Activity
Write out every line below that contains "keyword".
Records shown section start
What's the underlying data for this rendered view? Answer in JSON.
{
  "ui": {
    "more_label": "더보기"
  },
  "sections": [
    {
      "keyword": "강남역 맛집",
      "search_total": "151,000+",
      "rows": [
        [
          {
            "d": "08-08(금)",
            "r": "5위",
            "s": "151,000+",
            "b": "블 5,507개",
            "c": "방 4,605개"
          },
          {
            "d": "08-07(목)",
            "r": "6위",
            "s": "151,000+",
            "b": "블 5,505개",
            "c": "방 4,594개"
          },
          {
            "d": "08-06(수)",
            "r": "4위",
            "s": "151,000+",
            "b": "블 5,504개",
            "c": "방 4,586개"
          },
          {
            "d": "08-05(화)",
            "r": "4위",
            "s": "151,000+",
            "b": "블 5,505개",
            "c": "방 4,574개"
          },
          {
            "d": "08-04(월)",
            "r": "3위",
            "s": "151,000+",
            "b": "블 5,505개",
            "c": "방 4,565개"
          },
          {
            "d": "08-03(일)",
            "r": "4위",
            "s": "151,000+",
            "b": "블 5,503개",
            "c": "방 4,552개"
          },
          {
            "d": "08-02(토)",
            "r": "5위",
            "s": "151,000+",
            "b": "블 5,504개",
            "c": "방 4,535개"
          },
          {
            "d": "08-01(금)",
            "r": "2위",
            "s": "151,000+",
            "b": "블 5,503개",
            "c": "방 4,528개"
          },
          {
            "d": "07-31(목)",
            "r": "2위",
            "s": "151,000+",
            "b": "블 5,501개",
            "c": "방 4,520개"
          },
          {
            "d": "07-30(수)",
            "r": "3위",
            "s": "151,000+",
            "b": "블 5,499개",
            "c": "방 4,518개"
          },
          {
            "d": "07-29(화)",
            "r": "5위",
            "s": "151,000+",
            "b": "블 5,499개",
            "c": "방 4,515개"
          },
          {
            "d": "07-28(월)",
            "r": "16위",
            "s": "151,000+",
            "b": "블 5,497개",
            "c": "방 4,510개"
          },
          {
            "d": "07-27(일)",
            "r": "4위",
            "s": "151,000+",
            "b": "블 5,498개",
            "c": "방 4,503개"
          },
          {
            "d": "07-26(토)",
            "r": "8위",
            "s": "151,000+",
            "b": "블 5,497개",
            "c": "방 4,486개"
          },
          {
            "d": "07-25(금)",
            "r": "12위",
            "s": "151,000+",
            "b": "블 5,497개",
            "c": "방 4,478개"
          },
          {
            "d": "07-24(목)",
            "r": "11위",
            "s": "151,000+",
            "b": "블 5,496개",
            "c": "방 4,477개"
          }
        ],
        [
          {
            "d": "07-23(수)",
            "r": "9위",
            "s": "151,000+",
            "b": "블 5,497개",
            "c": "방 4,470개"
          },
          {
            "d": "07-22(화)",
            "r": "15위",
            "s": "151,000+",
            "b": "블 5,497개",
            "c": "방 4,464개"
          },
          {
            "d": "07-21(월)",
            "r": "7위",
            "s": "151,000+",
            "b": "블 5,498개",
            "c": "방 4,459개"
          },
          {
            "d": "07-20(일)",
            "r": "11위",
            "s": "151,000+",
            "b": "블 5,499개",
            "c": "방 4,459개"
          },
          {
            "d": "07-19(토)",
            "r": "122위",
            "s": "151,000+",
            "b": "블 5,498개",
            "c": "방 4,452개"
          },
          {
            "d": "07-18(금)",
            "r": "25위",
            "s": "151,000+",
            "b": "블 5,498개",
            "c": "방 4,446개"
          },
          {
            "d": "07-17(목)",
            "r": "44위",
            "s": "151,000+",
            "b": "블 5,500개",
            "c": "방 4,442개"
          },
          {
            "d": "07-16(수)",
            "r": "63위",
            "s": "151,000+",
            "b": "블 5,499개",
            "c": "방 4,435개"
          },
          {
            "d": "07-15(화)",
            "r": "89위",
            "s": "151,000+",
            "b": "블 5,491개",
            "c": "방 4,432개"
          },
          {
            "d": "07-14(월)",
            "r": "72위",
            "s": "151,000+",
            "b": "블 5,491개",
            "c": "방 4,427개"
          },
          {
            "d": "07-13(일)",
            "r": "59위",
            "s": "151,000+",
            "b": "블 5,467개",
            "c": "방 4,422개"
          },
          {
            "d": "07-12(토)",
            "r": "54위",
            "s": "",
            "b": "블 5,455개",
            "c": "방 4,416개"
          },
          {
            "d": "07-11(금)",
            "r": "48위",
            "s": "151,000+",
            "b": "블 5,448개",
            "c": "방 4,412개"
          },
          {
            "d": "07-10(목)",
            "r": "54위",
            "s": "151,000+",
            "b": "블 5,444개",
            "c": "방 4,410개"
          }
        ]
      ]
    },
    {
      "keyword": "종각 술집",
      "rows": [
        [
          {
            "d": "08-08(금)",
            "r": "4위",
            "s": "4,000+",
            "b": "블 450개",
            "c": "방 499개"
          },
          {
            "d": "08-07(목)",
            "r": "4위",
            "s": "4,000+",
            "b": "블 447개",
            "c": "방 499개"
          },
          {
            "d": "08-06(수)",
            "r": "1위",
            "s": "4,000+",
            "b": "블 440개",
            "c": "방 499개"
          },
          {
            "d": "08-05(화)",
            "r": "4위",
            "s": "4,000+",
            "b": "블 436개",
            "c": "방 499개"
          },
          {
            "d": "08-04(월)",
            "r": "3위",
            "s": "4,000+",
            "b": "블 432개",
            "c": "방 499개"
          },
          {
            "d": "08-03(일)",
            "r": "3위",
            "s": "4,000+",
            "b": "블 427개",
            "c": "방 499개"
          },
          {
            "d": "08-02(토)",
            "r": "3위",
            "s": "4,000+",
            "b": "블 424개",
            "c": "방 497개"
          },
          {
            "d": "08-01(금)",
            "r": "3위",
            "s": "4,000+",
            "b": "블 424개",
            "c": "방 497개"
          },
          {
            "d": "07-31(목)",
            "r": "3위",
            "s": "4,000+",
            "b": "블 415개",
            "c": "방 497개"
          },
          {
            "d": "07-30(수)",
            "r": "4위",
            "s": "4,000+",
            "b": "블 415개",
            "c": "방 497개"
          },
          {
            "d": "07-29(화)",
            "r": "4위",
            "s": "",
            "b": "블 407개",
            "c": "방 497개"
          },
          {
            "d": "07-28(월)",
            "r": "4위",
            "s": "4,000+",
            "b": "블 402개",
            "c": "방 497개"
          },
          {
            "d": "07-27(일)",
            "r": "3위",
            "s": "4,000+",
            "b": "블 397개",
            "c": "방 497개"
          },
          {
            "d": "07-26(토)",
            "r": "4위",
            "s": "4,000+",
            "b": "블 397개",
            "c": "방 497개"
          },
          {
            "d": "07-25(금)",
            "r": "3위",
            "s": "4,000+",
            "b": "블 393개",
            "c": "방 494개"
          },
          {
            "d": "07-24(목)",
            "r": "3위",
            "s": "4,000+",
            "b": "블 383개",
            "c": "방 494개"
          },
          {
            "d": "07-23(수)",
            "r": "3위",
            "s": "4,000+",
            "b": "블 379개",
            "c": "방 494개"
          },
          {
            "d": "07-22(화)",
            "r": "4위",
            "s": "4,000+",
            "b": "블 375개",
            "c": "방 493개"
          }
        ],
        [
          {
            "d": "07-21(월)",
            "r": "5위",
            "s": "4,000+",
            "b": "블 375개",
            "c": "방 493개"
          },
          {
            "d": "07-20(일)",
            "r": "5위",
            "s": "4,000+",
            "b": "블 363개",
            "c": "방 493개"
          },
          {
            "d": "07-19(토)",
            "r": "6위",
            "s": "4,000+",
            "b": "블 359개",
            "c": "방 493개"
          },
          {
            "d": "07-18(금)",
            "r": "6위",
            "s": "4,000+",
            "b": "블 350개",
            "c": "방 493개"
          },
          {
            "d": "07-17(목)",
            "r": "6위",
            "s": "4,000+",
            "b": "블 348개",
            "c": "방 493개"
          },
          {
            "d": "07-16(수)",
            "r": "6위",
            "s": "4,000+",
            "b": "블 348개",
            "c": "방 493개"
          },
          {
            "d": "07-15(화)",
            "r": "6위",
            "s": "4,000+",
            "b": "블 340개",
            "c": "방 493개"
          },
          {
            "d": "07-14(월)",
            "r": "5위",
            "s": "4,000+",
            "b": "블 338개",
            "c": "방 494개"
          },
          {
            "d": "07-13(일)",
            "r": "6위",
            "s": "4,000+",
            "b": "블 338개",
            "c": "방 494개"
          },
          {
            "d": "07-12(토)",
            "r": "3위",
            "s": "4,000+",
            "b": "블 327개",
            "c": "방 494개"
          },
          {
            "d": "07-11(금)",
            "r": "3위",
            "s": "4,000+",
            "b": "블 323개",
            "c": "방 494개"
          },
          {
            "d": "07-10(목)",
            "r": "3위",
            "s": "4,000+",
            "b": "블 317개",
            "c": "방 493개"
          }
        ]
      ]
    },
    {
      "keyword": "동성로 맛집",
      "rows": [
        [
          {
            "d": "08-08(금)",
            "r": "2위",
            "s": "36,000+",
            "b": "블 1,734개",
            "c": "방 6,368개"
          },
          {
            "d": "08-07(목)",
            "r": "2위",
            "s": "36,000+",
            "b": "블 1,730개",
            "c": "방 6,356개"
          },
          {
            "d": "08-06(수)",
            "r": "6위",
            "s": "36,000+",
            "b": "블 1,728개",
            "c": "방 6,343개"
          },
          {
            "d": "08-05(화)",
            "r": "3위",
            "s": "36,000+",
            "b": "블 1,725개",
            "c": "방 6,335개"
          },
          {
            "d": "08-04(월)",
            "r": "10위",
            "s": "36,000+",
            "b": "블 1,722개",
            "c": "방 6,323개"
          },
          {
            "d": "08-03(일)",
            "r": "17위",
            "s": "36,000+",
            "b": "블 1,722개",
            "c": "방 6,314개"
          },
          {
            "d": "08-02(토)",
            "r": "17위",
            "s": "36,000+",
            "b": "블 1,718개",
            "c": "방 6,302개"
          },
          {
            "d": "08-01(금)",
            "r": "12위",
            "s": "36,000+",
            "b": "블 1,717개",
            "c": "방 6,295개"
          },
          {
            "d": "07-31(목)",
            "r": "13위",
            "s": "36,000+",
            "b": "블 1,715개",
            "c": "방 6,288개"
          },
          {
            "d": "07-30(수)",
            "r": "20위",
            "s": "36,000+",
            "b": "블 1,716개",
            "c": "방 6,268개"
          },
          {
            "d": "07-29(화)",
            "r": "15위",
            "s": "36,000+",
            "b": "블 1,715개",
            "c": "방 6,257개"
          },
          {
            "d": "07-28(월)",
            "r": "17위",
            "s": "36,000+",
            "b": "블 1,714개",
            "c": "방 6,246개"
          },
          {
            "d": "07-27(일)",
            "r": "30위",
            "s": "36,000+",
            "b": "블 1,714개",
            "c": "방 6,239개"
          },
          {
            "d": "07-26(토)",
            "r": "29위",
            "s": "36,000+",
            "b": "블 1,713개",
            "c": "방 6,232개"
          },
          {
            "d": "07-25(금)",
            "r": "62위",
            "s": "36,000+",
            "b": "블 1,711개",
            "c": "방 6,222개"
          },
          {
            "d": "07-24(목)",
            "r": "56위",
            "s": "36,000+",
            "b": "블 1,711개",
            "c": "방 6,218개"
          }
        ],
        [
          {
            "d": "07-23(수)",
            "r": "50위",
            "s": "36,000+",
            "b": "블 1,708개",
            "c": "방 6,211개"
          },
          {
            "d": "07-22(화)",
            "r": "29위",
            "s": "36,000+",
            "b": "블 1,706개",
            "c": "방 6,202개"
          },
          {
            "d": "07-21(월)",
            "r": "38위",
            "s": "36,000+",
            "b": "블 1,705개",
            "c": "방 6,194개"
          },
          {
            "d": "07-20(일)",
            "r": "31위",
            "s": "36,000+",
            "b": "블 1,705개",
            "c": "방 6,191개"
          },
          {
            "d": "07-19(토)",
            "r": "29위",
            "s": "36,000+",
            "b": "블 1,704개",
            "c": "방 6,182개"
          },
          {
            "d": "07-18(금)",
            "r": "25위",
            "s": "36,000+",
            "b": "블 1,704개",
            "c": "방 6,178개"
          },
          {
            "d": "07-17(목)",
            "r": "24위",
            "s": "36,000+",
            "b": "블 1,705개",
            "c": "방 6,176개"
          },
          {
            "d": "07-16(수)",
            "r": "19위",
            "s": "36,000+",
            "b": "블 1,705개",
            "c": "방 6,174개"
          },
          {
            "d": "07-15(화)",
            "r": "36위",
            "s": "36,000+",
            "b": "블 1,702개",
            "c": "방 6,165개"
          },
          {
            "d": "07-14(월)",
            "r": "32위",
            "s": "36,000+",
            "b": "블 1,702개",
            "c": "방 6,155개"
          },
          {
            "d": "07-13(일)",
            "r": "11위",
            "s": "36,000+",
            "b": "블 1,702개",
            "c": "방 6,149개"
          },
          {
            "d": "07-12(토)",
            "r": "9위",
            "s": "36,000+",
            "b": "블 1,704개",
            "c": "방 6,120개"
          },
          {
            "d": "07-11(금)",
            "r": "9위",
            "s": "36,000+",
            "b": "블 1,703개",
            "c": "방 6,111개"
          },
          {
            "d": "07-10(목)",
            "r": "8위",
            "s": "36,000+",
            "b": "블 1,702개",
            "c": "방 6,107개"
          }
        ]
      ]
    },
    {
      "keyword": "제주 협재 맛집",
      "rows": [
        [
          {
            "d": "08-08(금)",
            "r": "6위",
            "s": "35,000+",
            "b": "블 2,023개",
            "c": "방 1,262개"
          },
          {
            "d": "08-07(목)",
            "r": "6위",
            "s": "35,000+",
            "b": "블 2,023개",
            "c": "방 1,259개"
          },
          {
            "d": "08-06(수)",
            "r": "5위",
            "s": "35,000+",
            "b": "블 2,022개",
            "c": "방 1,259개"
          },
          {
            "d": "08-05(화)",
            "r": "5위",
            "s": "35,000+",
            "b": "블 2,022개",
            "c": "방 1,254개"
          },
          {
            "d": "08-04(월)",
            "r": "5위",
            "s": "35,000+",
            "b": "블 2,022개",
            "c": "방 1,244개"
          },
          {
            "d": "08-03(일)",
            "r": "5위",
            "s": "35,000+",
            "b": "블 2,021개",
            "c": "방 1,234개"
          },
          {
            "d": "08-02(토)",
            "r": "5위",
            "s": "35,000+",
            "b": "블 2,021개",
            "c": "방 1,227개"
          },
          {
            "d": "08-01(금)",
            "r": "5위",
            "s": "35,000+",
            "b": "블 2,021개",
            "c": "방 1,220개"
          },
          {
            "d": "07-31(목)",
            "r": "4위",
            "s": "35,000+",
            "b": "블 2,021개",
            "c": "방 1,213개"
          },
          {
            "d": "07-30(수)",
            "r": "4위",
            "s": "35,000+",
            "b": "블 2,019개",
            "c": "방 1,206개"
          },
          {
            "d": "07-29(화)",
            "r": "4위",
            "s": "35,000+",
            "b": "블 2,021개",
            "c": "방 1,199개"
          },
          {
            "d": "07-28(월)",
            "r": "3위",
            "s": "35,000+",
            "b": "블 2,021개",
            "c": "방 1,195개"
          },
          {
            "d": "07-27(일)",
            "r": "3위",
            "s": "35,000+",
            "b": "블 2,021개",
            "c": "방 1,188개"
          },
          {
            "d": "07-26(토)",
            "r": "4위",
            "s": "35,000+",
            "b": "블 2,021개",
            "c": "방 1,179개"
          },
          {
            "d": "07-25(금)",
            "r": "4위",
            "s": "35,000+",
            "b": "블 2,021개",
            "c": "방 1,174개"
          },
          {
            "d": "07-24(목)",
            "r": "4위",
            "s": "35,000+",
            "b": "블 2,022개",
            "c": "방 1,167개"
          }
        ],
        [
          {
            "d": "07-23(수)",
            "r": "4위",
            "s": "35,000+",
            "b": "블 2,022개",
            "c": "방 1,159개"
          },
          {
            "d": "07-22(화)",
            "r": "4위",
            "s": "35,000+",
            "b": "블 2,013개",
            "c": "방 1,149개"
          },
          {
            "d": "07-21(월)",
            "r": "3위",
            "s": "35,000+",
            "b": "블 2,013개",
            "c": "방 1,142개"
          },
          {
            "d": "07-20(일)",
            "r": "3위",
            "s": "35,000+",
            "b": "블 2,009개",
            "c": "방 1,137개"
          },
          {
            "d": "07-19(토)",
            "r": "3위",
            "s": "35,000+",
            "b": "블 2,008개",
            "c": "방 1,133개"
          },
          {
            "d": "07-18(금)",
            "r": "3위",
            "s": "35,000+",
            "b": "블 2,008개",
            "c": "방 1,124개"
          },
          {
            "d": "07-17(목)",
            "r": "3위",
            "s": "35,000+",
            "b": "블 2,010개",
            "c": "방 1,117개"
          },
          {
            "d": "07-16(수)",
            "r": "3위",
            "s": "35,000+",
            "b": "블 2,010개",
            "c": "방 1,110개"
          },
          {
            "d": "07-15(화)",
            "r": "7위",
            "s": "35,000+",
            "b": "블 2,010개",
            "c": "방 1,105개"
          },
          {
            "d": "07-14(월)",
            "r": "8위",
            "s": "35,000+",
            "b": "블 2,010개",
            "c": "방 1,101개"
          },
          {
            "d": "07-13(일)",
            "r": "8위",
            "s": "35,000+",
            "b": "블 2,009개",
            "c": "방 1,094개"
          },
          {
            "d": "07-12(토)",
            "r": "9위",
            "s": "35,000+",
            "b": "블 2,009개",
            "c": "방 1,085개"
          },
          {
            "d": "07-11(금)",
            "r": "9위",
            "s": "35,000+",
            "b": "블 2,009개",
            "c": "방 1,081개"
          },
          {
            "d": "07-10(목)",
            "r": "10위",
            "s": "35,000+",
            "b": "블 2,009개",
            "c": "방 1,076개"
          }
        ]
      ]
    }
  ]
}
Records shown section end
Expected answer
      "keyword": "강남역 맛집",
      "keyword": "종각 술집",
      "keyword": "동성로 맛집",
      "keyword": "제주 협재 맛집",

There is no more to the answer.